Our strong view is that a systemic approach to Board Effectiveness is more likely to reveal important issues which, left unchecked, could threaten the long term wellbeing of an organisation. Our systemic approach to Board Effectiveness can best be described as follows. We argue that a Board cannot assess its effectiveness solely in relation to itself but also has to look outside itself to consider whether it is effective in relation to its stakeholders and environment.
Ultimately a Board only exists in relation to the organisation it serves, the stakeholders who have an interest in its long term success and the context in which it operates. Consequently a review must take account of all of these.
And yet most Board Reviews focus on a relatively narrow evaluation of Board processes. Why is this? The glib answer is that this is the easiest element to approach mechanically both for the Board concerned and the Board reviewer. And it will almost certainly yield some improvements, tweaks or refinements that can be made, giving the sense that progress is being made and that it has been a worthwhile exercise.
But we believe that the success of a Board Review cannot be assessed purely using this criterion. One of the areas where we nearly always find scope for improvement is how a Board connects with its stakeholders. Often our desk research reveals, for example, that the organisation makes public statements on its website about the importance of its staff, customers and suppliers to its ongoing success. Rarely is this reflected in the focus of the Board.
How does a Board ensure it maintains an ongoing conversation with all of those stakeholders on whom it relies for future success? How does it ensure it receives regular input from them about their current and emerging needs? What could they be doing and thinking to future proof the organisation? Who are they taking inputs from about emerging trends and changes in their sector? How are they getting their heads around changes in working patterns going forwards? How does the Board determine and measure the culture which underpins how it runs itself, the wider organisation and its relationships with outside parties?
A Board Effectiveness Review will not provide instant answers to any of these questions but it will shine a light on the real work a Board needs to do going forwards in order to be sustainable. And yes, of course it also needs good processes to underpin its work.
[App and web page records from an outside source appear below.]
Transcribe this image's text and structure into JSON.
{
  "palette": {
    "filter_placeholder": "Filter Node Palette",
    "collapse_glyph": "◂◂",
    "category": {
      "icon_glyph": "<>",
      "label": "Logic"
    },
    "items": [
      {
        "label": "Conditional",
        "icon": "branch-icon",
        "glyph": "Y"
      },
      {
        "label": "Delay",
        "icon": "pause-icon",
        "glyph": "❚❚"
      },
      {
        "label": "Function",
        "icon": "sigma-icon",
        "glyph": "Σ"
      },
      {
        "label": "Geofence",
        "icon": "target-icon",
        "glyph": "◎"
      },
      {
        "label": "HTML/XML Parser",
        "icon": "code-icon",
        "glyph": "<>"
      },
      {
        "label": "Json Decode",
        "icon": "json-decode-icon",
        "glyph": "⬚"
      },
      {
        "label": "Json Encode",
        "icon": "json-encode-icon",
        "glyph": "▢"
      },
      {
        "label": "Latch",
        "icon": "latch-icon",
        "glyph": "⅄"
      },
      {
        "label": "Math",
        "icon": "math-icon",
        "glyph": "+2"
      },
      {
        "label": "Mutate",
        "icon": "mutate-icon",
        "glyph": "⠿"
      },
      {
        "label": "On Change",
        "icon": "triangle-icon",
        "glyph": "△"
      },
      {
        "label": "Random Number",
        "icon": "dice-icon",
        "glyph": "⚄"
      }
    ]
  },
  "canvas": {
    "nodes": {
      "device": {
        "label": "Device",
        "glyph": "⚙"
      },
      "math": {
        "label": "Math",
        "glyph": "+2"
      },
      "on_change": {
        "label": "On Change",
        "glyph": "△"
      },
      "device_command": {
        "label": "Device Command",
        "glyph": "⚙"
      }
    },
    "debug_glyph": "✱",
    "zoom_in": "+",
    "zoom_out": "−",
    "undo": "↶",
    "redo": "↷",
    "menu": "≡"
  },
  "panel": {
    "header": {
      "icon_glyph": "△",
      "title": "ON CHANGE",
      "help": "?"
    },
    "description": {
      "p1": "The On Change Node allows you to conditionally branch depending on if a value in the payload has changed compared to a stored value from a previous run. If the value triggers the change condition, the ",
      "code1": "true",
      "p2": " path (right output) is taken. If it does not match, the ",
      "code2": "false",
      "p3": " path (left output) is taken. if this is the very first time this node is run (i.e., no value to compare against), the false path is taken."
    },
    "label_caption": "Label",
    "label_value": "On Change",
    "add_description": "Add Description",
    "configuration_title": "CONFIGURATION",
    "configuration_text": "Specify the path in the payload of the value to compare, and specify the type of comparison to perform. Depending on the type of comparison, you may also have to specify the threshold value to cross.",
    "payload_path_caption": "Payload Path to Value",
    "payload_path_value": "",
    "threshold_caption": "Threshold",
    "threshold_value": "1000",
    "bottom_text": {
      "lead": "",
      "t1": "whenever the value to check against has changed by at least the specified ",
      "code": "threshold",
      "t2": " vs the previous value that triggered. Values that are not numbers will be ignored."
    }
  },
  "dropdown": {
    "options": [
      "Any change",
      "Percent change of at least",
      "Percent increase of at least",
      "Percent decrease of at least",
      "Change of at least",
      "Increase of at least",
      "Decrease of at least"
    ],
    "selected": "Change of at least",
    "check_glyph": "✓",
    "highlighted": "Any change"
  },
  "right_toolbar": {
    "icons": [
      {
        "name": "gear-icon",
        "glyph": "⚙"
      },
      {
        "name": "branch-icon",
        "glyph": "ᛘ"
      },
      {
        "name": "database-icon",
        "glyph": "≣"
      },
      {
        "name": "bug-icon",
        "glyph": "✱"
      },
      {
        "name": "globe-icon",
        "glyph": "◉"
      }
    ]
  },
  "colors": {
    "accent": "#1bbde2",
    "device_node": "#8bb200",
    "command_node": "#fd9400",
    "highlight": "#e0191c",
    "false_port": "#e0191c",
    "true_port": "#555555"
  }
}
But these are the “means” not the “end”.
Processes by themselves however robust do not make a Board effective. And therefore simply to focus on this element in a Board Review has very limited value.
Original post: http://www.warrenpartners.co.uk